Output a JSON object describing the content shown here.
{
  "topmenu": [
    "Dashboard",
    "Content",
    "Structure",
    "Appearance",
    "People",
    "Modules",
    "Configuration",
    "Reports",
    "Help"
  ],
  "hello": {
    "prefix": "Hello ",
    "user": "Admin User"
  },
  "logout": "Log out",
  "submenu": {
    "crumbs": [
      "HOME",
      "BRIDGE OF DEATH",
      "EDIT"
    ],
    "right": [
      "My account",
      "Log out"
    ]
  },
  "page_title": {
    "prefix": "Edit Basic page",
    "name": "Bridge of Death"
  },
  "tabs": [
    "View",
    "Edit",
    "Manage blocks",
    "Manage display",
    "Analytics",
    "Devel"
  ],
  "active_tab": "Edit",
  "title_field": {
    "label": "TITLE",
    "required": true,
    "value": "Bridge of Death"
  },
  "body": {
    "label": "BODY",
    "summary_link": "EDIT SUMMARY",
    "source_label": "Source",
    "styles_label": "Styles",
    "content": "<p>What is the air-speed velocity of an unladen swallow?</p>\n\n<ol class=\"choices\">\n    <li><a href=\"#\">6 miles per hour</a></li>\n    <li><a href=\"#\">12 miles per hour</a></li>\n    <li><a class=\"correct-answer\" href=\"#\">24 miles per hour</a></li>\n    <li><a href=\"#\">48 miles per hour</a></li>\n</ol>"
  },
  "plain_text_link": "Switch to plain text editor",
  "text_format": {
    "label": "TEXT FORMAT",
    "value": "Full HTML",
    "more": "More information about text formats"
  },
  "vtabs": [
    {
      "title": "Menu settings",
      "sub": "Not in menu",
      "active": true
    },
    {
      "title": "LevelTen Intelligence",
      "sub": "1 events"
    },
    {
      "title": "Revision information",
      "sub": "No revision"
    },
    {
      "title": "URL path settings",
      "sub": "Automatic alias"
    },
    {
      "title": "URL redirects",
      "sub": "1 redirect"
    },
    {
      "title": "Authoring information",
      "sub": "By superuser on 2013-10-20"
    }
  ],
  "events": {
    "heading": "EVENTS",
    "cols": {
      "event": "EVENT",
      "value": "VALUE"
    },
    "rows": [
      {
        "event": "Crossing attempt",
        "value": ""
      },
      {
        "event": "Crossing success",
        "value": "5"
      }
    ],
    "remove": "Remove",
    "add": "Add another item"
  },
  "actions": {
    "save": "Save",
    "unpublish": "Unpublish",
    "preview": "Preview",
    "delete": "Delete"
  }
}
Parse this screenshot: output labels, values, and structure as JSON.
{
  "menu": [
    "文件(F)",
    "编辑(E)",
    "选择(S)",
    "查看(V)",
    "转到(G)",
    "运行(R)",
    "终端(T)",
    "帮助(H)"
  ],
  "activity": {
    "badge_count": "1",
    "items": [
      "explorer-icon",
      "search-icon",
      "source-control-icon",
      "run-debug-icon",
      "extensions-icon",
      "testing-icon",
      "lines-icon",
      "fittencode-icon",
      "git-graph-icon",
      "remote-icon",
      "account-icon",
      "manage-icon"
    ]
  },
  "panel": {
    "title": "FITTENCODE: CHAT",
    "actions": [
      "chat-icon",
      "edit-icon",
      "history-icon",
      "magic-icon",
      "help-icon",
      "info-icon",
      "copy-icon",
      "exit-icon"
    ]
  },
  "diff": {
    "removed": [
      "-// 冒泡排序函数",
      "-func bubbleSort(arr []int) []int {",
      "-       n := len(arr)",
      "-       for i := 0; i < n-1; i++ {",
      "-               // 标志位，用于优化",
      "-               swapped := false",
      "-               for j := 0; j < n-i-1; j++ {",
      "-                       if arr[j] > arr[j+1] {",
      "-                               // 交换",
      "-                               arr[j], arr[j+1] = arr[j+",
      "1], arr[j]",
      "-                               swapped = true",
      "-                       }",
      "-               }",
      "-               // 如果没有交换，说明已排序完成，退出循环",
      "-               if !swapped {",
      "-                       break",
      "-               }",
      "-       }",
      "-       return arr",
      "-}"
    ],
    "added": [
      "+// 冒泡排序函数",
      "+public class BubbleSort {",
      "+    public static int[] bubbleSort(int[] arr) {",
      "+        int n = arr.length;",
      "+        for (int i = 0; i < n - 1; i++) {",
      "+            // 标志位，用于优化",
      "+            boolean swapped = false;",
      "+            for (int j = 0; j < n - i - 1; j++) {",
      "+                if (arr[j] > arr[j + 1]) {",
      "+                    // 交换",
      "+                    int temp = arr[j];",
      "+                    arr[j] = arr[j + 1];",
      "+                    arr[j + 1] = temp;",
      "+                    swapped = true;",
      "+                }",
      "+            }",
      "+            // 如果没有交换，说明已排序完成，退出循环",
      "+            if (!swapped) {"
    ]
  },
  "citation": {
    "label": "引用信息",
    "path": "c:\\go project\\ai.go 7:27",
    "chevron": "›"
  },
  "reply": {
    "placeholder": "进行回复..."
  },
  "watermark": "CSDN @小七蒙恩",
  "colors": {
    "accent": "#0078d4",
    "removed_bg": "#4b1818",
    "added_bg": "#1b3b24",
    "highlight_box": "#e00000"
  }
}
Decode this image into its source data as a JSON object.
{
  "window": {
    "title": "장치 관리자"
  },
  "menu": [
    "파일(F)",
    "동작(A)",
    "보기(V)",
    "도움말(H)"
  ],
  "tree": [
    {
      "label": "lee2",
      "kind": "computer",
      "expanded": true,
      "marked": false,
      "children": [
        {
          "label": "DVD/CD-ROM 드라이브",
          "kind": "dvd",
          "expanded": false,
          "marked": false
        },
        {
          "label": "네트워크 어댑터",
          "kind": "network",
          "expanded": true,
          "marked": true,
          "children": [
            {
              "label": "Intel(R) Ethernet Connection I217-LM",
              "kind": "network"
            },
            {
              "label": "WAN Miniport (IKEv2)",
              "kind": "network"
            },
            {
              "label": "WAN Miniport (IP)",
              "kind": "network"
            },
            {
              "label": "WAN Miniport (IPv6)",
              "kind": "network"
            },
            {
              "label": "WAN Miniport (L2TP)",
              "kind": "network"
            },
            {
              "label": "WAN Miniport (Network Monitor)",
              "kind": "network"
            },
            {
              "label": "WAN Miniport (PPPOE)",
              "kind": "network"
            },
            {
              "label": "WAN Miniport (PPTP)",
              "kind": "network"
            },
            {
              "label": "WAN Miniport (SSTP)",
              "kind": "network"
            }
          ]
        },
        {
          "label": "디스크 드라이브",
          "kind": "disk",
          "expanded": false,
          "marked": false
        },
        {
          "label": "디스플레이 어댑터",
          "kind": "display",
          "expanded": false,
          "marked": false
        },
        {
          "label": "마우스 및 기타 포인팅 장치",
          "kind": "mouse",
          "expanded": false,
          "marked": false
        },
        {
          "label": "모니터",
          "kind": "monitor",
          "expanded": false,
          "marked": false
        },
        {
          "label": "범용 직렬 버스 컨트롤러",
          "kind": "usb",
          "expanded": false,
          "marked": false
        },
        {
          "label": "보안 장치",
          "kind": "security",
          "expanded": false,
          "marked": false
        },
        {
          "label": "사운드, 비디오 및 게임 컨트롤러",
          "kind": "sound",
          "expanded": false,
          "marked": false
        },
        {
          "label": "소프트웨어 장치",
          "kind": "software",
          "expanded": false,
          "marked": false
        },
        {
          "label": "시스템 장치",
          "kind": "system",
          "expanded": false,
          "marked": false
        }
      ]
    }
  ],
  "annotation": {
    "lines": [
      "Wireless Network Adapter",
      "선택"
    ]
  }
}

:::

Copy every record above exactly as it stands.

### Response
Output a JSON object describing the content shown here.
{
  "topmenu": [
    "Dashboard",
    "Content",
    "Structure",
    "Appearance",
    "People",
    "Modules",
    "Configuration",
    "Reports",
    "Help"
  ],
  "hello": {
    "prefix": "Hello ",
    "user": "Admin User"
  },
  "logout": "Log out",
  "submenu": {
    "crumbs": [
      "HOME",
      "BRIDGE OF DEATH",
      "EDIT"
    ],
    "right": [
      "My account",
      "Log out"
    ]
  },
  "page_title": {
    "prefix": "Edit Basic page",
    "name": "Bridge of Death"
  },
  "tabs": [
    "View",
    "Edit",
    "Manage blocks",
    "Manage display",
    "Analytics",
    "Devel"
  ],
  "active_tab": "Edit",
  "title_field": {
    "label": "TITLE",
    "required": true,
    "value": "Bridge of Death"
  },
  "body": {
    "label": "BODY",
    "summary_link": "EDIT SUMMARY",
    "source_label": "Source",
    "styles_label": "Styles",
    "content": "<p>What is the air-speed velocity of an unladen swallow?</p>\n\n<ol class=\"choices\">\n    <li><a href=\"#\">6 miles per hour</a></li>\n    <li><a href=\"#\">12 miles per hour</a></li>\n    <li><a class=\"correct-answer\" href=\"#\">24 miles per hour</a></li>\n    <li><a href=\"#\">48 miles per hour</a></li>\n</ol>"
  },
  "plain_text_link": "Switch to plain text editor",
  "text_format": {
    "label": "TEXT FORMAT",
    "value": "Full HTML",
    "more": "More information about text formats"
  },
  "vtabs": [
    {
      "title": "Menu settings",
      "sub": "Not in menu",
      "active": true
    },
    {
      "title": "LevelTen Intelligence",
      "sub": "1 events"
    },
    {
      "title": "Revision information",
      "sub": "No revision"
    },
    {
      "title": "URL path settings",
      "sub": "Automatic alias"
    },
    {
      "title": "URL redirects",
      "sub": "1 redirect"
    },
    {
      "title": "Authoring information",
      "sub": "By superuser on 2013-10-20"
    }
  ],
  "events": {
    "heading": "EVENTS",
    "cols": {
      "event": "EVENT",
      "value": "VALUE"
    },
    "rows": [
      {
        "event": "Crossing attempt",
        "value": ""
      },
      {
        "event": "Crossing success",
        "value": "5"
      }
    ],
    "remove": "Remove",
    "add": "Add another item"
  },
  "actions": {
    "save": "Save",
    "unpublish": "Unpublish",
    "preview": "Preview",
    "delete": "Delete"
  }
}
Parse this screenshot: output labels, values, and structure as JSON.
{
  "menu": [
    "文件(F)",
    "编辑(E)",
    "选择(S)",
    "查看(V)",
    "转到(G)",
    "运行(R)",
    "终端(T)",
    "帮助(H)"
  ],
  "activity": {
    "badge_count": "1",
    "items": [
      "explorer-icon",
      "search-icon",
      "source-control-icon",
      "run-debug-icon",
      "extensions-icon",
      "testing-icon",
      "lines-icon",
      "fittencode-icon",
      "git-graph-icon",
      "remote-icon",
      "account-icon",
      "manage-icon"
    ]
  },
  "panel": {
    "title": "FITTENCODE: CHAT",
    "actions": [
      "chat-icon",
      "edit-icon",
      "history-icon",
      "magic-icon",
      "help-icon",
      "info-icon",
      "copy-icon",
      "exit-icon"
    ]
  },
  "diff": {
    "removed": [
      "-// 冒泡排序函数",
      "-func bubbleSort(arr []int) []int {",
      "-       n := len(arr)",
      "-       for i := 0; i < n-1; i++ {",
      "-               // 标志位，用于优化",
      "-               swapped := false",
      "-               for j := 0; j < n-i-1; j++ {",
      "-                       if arr[j] > arr[j+1] {",
      "-                               // 交换",
      "-                               arr[j], arr[j+1] = arr[j+",
      "1], arr[j]",
      "-                               swapped = true",
      "-                       }",
      "-               }",
      "-               // 如果没有交换，说明已排序完成，退出循环",
      "-               if !swapped {",
      "-                       break",
      "-               }",
      "-       }",
      "-       return arr",
      "-}"
    ],
    "added": [
      "+// 冒泡排序函数",
      "+public class BubbleSort {",
      "+    public static int[] bubbleSort(int[] arr) {",
      "+        int n = arr.length;",
      "+        for (int i = 0; i < n - 1; i++) {",
      "+            // 标志位，用于优化",
      "+            boolean swapped = false;",
      "+            for (int j = 0; j < n - i - 1; j++) {",
      "+                if (arr[j] > arr[j + 1]) {",
      "+                    // 交换",
      "+                    int temp = arr[j];",
      "+                    arr[j] = arr[j + 1];",
      "+                    arr[j + 1] = temp;",
      "+                    swapped = true;",
      "+                }",
      "+            }",
      "+            // 如果没有交换，说明已排序完成，退出循环",
      "+            if (!swapped) {"
    ]
  },
  "citation": {
    "label": "引用信息",
    "path": "c:\\go project\\ai.go 7:27",
    "chevron": "›"
  },
  "reply": {
    "placeholder": "进行回复..."
  },
  "watermark": "CSDN @小七蒙恩",
  "colors": {
    "accent": "#0078d4",
    "removed_bg": "#4b1818",
    "added_bg": "#1b3b24",
    "highlight_box": "#e00000"
  }
}
Decode this image into its source data as a JSON object.
{
  "window": {
    "title": "장치 관리자"
  },
  "menu": [
    "파일(F)",
    "동작(A)",
    "보기(V)",
    "도움말(H)"
  ],
  "tree": [
    {
      "label": "lee2",
      "kind": "computer",
      "expanded": true,
      "marked": false,
      "children": [
        {
          "label": "DVD/CD-ROM 드라이브",
          "kind": "dvd",
          "expanded": false,
          "marked": false
        },
        {
          "label": "네트워크 어댑터",
          "kind": "network",
          "expanded": true,
          "marked": true,
          "children": [
            {
              "label": "Intel(R) Ethernet Connection I217-LM",
              "kind": "network"
            },
            {
              "label": "WAN Miniport (IKEv2)",
              "kind": "network"
            },
            {
              "label": "WAN Miniport (IP)",
              "kind": "network"
            },
            {
              "label": "WAN Miniport (IPv6)",
              "kind": "network"
            },
            {
              "label": "WAN Miniport (L2TP)",
              "kind": "network"
            },
            {
              "label": "WAN Miniport (Network Monitor)",
              "kind": "network"
            },
            {
              "label": "WAN Miniport (PPPOE)",
              "kind": "network"
            },
            {
              "label": "WAN Miniport (PPTP)",
              "kind": "network"
            },
            {
              "label": "WAN Miniport (SSTP)",
              "kind": "network"
            }
          ]
        },
        {
          "label": "디스크 드라이브",
          "kind": "disk",
          "expanded": false,
          "marked": false
        },
        {
          "label": "디스플레이 어댑터",
          "kind": "display",
          "expanded": false,
          "marked": false
        },
        {
          "label": "마우스 및 기타 포인팅 장치",
          "kind": "mouse",
          "expanded": false,
          "marked": false
        },
        {
          "label": "모니터",
          "kind": "monitor",
          "expanded": false,
          "marked": false
        },
        {
          "label": "범용 직렬 버스 컨트롤러",
          "kind": "usb",
          "expanded": false,
          "marked": false
        },
        {
          "label": "보안 장치",
          "kind": "security",
          "expanded": false,
          "marked": false
        },
        {
          "label": "사운드, 비디오 및 게임 컨트롤러",
          "kind": "sound",
          "expanded": false,
          "marked": false
        },
        {
          "label": "소프트웨어 장치",
          "kind": "software",
          "expanded": false,
          "marked": false
        },
        {
          "label": "시스템 장치",
          "kind": "system",
          "expanded": false,
          "marked": false
        }
      ]
    }
  ],
  "annotation": {
    "lines": [
      "Wireless Network Adapter",
      "선택"
    ]
  }
}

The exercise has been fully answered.